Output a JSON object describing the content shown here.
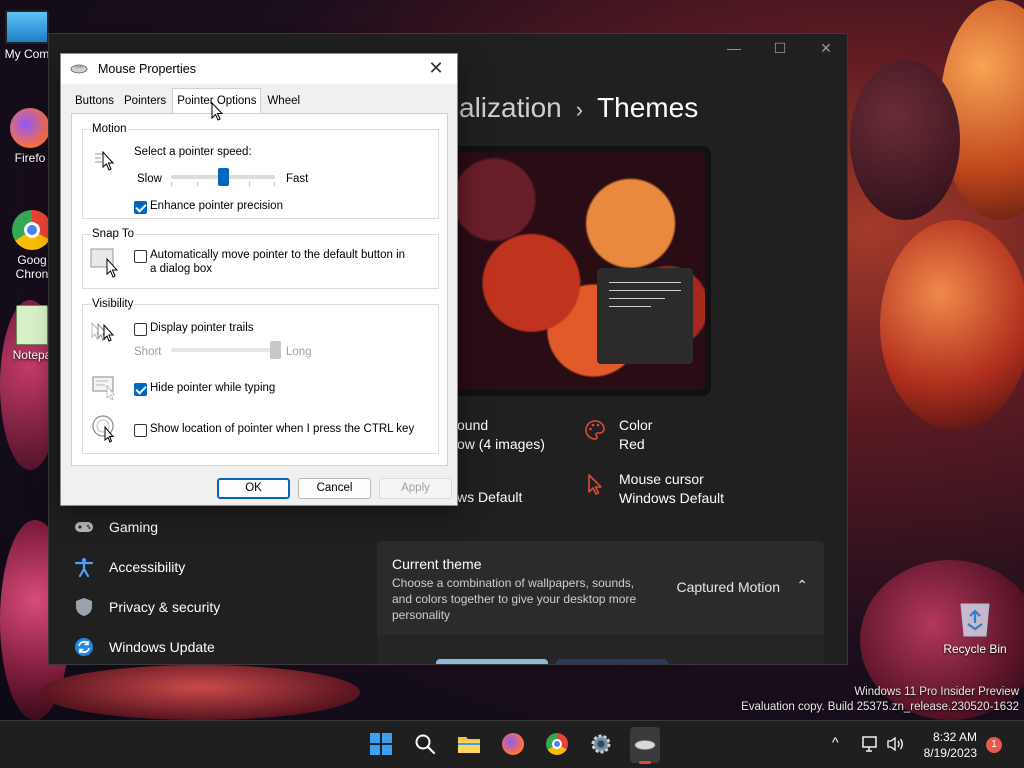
{
  "desktop": {
    "icons": [
      {
        "label": "My Com",
        "name": "my-computer"
      },
      {
        "label": "Firefo",
        "name": "firefox"
      },
      {
        "label": "Goog",
        "label2": "Chron",
        "name": "google-chrome"
      },
      {
        "label": "Notepa",
        "name": "notepad"
      }
    ],
    "recycle_bin": "Recycle Bin",
    "watermark": {
      "line1": "Windows 11 Pro Insider Preview",
      "line2": "Evaluation copy. Build 25375.zn_release.230520-1632"
    }
  },
  "settings": {
    "breadcrumb_parent": "alization",
    "breadcrumb_sep": "›",
    "breadcrumb_current": "Themes",
    "window_controls": {
      "minimize": "—",
      "maximize": "☐",
      "close": "✕"
    },
    "props": {
      "background_label": "ound",
      "background_value": "ow (4 images)",
      "sounds_value": "ws Default",
      "color_label": "Color",
      "color_value": "Red",
      "cursor_label": "Mouse cursor",
      "cursor_value": "Windows Default"
    },
    "nav": [
      {
        "label": "Gaming",
        "icon": "gamepad-icon"
      },
      {
        "label": "Accessibility",
        "icon": "accessibility-icon"
      },
      {
        "label": "Privacy & security",
        "icon": "shield-icon"
      },
      {
        "label": "Windows Update",
        "icon": "update-icon"
      }
    ],
    "current_theme": {
      "title": "Current theme",
      "description": "Choose a combination of wallpapers, sounds, and colors together to give your desktop more personality",
      "value": "Captured Motion",
      "chevron": "⌃"
    }
  },
  "dialog": {
    "title": "Mouse Properties",
    "close": "✕",
    "tabs": [
      "Buttons",
      "Pointers",
      "Pointer Options",
      "Wheel"
    ],
    "active_tab": "Pointer Options",
    "motion": {
      "legend": "Motion",
      "prompt": "Select a pointer speed:",
      "slow": "Slow",
      "fast": "Fast",
      "speed_level": 0.5,
      "precision_label": "Enhance pointer precision",
      "precision_checked": true
    },
    "snap_to": {
      "legend": "Snap To",
      "label": "Automatically move pointer to the default button in a dialog box",
      "checked": false
    },
    "visibility": {
      "legend": "Visibility",
      "trails_label": "Display pointer trails",
      "trails_checked": false,
      "short": "Short",
      "long": "Long",
      "trails_level": 1.0,
      "hide_label": "Hide pointer while typing",
      "hide_checked": true,
      "ctrl_label": "Show location of pointer when I press the CTRL key",
      "ctrl_checked": false
    },
    "buttons": {
      "ok": "OK",
      "cancel": "Cancel",
      "apply": "Apply"
    }
  },
  "taskbar": {
    "clock_time": "8:32 AM",
    "clock_date": "8/19/2023",
    "notification_count": "1",
    "tray_chevron": "^"
  },
  "colors": {
    "accent": "#0067c0",
    "settings_bg": "#202020",
    "cursor_red": "#e0483a"
  }
}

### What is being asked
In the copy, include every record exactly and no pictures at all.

### Task result
Output a JSON object describing the content shown here.
{
  "desktop": {
    "icons": [
      {
        "label": "My Com",
        "name": "my-computer"
      },
      {
        "label": "Firefo",
        "name": "firefox"
      },
      {
        "label": "Goog",
        "label2": "Chron",
        "name": "google-chrome"
      },
      {
        "label": "Notepa",
        "name": "notepad"
      }
    ],
    "recycle_bin": "Recycle Bin",
    "watermark": {
      "line1": "Windows 11 Pro Insider Preview",
      "line2": "Evaluation copy. Build 25375.zn_release.230520-1632"
    }
  },
  "settings": {
    "breadcrumb_parent": "alization",
    "breadcrumb_sep": "›",
    "breadcrumb_current": "Themes",
    "window_controls": {
      "minimize": "—",
      "maximize": "☐",
      "close": "✕"
    },
    "props": {
      "background_label": "ound",
      "background_value": "ow (4 images)",
      "sounds_value": "ws Default",
      "color_label": "Color",
      "color_value": "Red",
      "cursor_label": "Mouse cursor",
      "cursor_value": "Windows Default"
    },
    "nav": [
      {
        "label": "Gaming",
        "icon": "gamepad-icon"
      },
      {
        "label": "Accessibility",
        "icon": "accessibility-icon"
      },
      {
        "label": "Privacy & security",
        "icon": "shield-icon"
      },
      {
        "label": "Windows Update",
        "icon": "update-icon"
      }
    ],
    "current_theme": {
      "title": "Current theme",
      "description": "Choose a combination of wallpapers, sounds, and colors together to give your desktop more personality",
      "value": "Captured Motion",
      "chevron": "⌃"
    }
  },
  "dialog": {
    "title": "Mouse Properties",
    "close": "✕",
    "tabs": [
      "Buttons",
      "Pointers",
      "Pointer Options",
      "Wheel"
    ],
    "active_tab": "Pointer Options",
    "motion": {
      "legend": "Motion",
      "prompt": "Select a pointer speed:",
      "slow": "Slow",
      "fast": "Fast",
      "speed_level": 0.5,
      "precision_label": "Enhance pointer precision",
      "precision_checked": true
    },
    "snap_to": {
      "legend": "Snap To",
      "label": "Automatically move pointer to the default button in a dialog box",
      "checked": false
    },
    "visibility": {
      "legend": "Visibility",
      "trails_label": "Display pointer trails",
      "trails_checked": false,
      "short": "Short",
      "long": "Long",
      "trails_level": 1.0,
      "hide_label": "Hide pointer while typing",
      "hide_checked": true,
      "ctrl_label": "Show location of pointer when I press the CTRL key",
      "ctrl_checked": false
    },
    "buttons": {
      "ok": "OK",
      "cancel": "Cancel",
      "apply": "Apply"
    }
  },
  "taskbar": {
    "clock_time": "8:32 AM",
    "clock_date": "8/19/2023",
    "notification_count": "1",
    "tray_chevron": "^"
  },
  "colors": {
    "accent": "#0067c0",
    "settings_bg": "#202020",
    "cursor_red": "#e0483a"
  }
}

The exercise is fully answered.